More generally, it has come to refer to a commuter who uses public transportation:
- 16 April 1893, Chicago Daily Tribune, pg. 33:
- But Lili (a dwarf elephant – ed.) weighs only seventy pounds and her tread would not affect a corn as much as that of the dudish strap-hanger whose equilibrium has been disturbed by the sudden jerk of a green gripman.
- 22 February 1896, Chicago Daily Tribune, pg. 7:
- “No sane man,” said a North-sider yesterday who has been a strap-hanger for years, “expects the street car lines to furnish seats for every passenger during the rush hour morning and evening.”
- 19 April 1899, New York Times, pg. 6:
- When the offer of the Metropolitan Street Railway Company to build the underground railroad was published, the million strap-hangers were silent, inert, and helplessly contemplative.
- "An imposing and formal man, Prescott Bush commuted for years to Grand Central Station, then rode down to Wall Street on the subway. 'He'd die now,' according to George's sister Nancy, 'with limos picking them up. He was a straphanger.'" — Andrew Delbanco, "Self-Remade Man," The New York Times review
Primarily Army Special Forces and Airborne Infantry/Ranger units:
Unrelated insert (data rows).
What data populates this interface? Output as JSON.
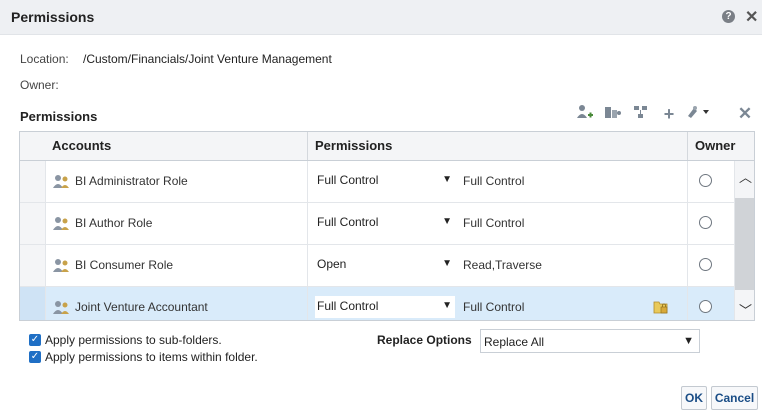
{
  "dialog": {
    "title": "Permissions",
    "help_icon": "help-icon",
    "close_icon": "close-icon"
  },
  "location": {
    "label": "Location:",
    "value": "/Custom/Financials/Joint Venture Management"
  },
  "owner": {
    "label": "Owner:",
    "value": ""
  },
  "permissions_section": {
    "title": "Permissions",
    "toolbar_icons": [
      "add-user-icon",
      "add-group-icon",
      "hierarchy-icon",
      "add-icon",
      "tool-dropdown-icon",
      "delete-icon"
    ]
  },
  "grid": {
    "columns": [
      "Accounts",
      "Permissions",
      "Owner"
    ],
    "rows": [
      {
        "account": "BI Administrator Role",
        "permission": "Full Control",
        "description": "Full Control",
        "locked": false,
        "selected": false
      },
      {
        "account": "BI Author Role",
        "permission": "Full Control",
        "description": "Full Control",
        "locked": false,
        "selected": false
      },
      {
        "account": "BI Consumer Role",
        "permission": "Open",
        "description": "Read,Traverse",
        "locked": false,
        "selected": false
      },
      {
        "account": "Joint Venture Accountant",
        "permission": "Full Control",
        "description": "Full Control",
        "locked": true,
        "selected": true
      }
    ]
  },
  "options": {
    "apply_subfolders": {
      "label": "Apply permissions to sub-folders.",
      "checked": true
    },
    "apply_items": {
      "label": "Apply permissions to items within folder.",
      "checked": true
    },
    "replace_options": {
      "label": "Replace Options",
      "value": "Replace All"
    }
  },
  "buttons": {
    "ok": "OK",
    "cancel": "Cancel"
  },
  "colors": {
    "accent": "#1f6fc5",
    "selected_row": "#d9ebfa",
    "button_text": "#1a4d86"
  }
}
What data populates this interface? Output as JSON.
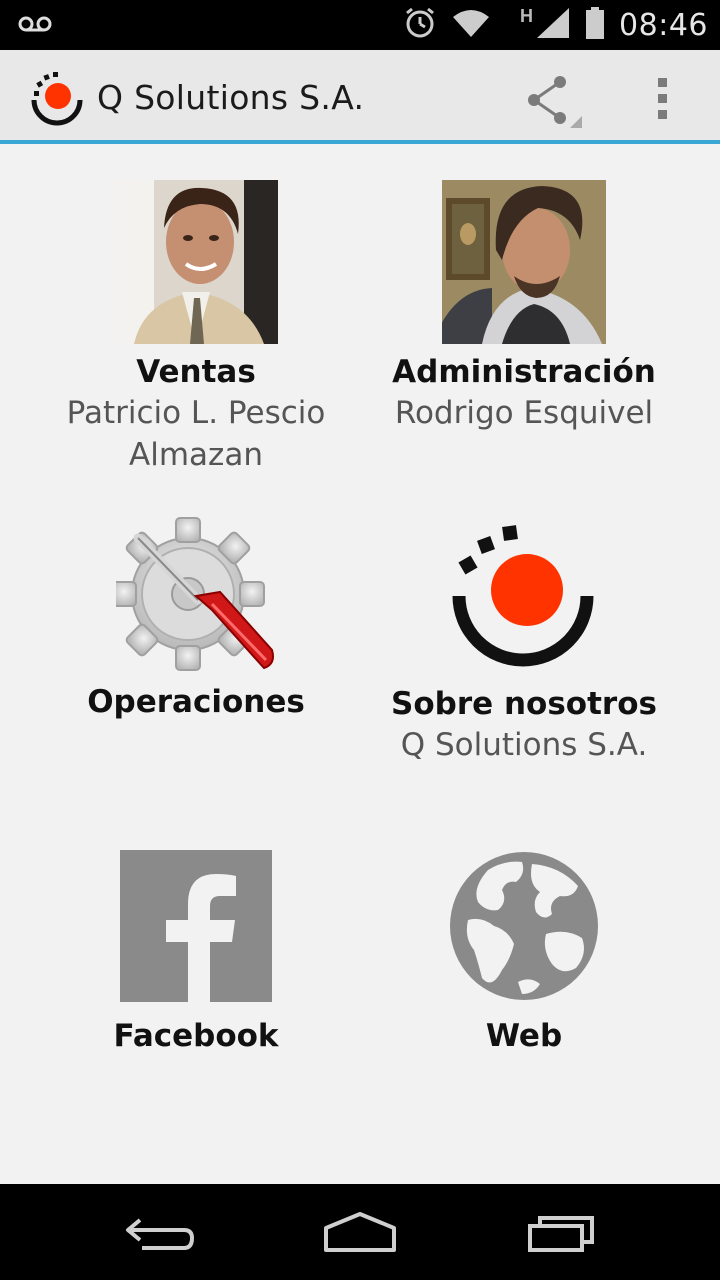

- Military Meaning 1: A parachutist who volunteers to make a jump with a different platoon, team or group – he is said to “Strap Hang” on to the “stick” of Jumpers. The actual term “Strap Hang” is derived in this Military Airborne context because prior to exiting the aircraft, the line of jumpers (known as a “stick”) stands in a line, facing the paratroop door – with their “static line” hooked to an Anchor Line Cable running the length of the aircraft. They grip the static line in their hand and literally – hang on to it as the aircraft makes its way to the drop zone – thus the term “straphanger”. Essentially all the jumpers are straphangers – but the term is only applied to those who were added at the last minute to the jump manifest or who volunteered to jump, coming from a different unit.
- Military Meaning 2: A person who is accepted by a Special Forces or Airborne Infantry/Ranger platoon or team into their closed circle of trusted friends and acquaintances, and is included as an honorary member of the group – mostly during social gatherings however.
- "Straphanger" is sometimes used to mean a person who benefits from the actions and exertions of someone else, with no efforts of their own; someone who is "just along for the ride". (See also free rider problem.)
- Alternatively, "straphanger(s)" may refer to the easy targets of pick pockets on crowded public transportation.
- In the military slang used by airborne units: airborne qualified personnel conducting an airborne operation with another unit.
- In the central Down East region of Maine, straphanger has become an insult used against persons who are perceived as being "from away". The term is generally restricted to use by the lower social strata of the area.
A film was made in 1922 called The Straphanger.